(Excerpts from an interface dataset)
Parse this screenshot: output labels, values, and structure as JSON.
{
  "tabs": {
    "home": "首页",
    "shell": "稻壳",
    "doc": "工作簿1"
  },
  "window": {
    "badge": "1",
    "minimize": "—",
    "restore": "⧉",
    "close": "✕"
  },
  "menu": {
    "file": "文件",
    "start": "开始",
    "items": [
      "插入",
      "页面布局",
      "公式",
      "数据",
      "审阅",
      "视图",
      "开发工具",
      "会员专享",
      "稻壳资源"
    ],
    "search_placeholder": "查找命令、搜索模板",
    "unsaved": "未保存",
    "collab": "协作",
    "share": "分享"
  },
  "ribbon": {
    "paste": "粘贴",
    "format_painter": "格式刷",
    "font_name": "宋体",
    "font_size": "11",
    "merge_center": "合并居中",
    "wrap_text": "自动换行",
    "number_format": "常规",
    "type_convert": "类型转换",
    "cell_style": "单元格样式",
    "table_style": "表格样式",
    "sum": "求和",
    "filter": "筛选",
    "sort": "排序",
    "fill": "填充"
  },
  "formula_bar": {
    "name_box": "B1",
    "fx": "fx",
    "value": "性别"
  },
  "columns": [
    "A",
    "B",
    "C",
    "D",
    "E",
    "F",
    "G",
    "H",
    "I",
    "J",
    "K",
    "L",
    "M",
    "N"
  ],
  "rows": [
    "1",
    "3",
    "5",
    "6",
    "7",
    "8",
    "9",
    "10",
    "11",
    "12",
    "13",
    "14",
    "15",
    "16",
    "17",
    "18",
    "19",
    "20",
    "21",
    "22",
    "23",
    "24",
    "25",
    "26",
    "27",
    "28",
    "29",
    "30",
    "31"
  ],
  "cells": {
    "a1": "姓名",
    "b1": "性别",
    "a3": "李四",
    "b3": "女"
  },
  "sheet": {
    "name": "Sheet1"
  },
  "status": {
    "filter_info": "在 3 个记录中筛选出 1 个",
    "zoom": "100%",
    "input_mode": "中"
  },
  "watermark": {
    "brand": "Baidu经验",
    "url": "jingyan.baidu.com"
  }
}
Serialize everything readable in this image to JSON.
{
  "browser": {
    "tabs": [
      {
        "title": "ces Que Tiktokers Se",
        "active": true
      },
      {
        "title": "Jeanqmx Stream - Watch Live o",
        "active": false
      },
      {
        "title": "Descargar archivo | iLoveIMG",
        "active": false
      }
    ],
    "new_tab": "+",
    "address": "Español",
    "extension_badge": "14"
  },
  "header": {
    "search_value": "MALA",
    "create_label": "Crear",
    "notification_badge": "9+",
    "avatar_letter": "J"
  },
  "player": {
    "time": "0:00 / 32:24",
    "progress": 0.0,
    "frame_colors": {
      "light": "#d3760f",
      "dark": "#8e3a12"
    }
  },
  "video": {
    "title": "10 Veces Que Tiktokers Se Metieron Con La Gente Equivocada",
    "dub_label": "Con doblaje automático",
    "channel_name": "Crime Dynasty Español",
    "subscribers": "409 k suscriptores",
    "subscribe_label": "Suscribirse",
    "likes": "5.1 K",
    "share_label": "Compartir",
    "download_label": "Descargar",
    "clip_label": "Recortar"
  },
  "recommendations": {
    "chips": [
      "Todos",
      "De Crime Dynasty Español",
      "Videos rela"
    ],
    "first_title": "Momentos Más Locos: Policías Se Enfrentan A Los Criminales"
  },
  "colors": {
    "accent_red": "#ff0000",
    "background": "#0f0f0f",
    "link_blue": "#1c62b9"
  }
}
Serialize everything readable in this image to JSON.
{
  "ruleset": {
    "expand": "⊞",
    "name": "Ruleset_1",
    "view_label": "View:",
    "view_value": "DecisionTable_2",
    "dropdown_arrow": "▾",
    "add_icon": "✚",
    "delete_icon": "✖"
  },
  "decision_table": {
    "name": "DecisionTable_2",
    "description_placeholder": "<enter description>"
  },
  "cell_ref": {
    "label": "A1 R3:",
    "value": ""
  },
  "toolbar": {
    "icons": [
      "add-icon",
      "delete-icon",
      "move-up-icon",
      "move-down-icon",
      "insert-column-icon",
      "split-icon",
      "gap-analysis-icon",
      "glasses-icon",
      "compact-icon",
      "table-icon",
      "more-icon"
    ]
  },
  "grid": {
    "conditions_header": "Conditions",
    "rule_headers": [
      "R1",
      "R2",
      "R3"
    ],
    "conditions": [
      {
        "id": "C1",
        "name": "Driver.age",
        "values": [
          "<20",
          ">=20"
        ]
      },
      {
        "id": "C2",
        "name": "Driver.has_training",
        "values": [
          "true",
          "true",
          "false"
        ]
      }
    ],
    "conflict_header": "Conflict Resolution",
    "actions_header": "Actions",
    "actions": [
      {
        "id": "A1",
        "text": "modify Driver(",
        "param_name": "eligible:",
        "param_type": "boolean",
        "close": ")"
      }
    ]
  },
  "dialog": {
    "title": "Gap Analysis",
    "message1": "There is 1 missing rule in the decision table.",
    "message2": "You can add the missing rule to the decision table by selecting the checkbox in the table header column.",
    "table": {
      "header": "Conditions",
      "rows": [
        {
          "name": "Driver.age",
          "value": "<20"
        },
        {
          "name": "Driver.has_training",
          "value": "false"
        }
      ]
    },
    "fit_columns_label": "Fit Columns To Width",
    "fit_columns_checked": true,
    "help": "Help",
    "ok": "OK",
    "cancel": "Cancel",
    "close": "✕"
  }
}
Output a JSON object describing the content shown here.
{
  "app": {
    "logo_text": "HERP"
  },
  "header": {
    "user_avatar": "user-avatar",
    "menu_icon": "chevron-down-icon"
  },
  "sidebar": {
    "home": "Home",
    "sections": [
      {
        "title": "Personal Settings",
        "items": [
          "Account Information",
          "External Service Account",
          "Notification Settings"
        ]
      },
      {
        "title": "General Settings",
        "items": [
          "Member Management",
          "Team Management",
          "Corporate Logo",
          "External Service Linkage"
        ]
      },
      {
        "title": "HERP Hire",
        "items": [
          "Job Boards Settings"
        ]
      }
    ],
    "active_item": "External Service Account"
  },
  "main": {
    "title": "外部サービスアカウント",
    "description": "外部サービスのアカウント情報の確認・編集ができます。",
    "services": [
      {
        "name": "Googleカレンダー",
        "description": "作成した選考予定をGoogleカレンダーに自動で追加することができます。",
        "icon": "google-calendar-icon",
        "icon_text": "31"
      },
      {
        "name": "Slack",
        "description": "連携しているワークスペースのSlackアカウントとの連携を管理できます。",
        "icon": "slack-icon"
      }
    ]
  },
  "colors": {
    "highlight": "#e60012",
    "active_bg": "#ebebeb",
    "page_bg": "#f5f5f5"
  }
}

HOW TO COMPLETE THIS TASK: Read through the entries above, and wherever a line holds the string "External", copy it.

ANSWER:
          "External Service Account",
          "External Service Linkage"
    "active_item": "External Service Account"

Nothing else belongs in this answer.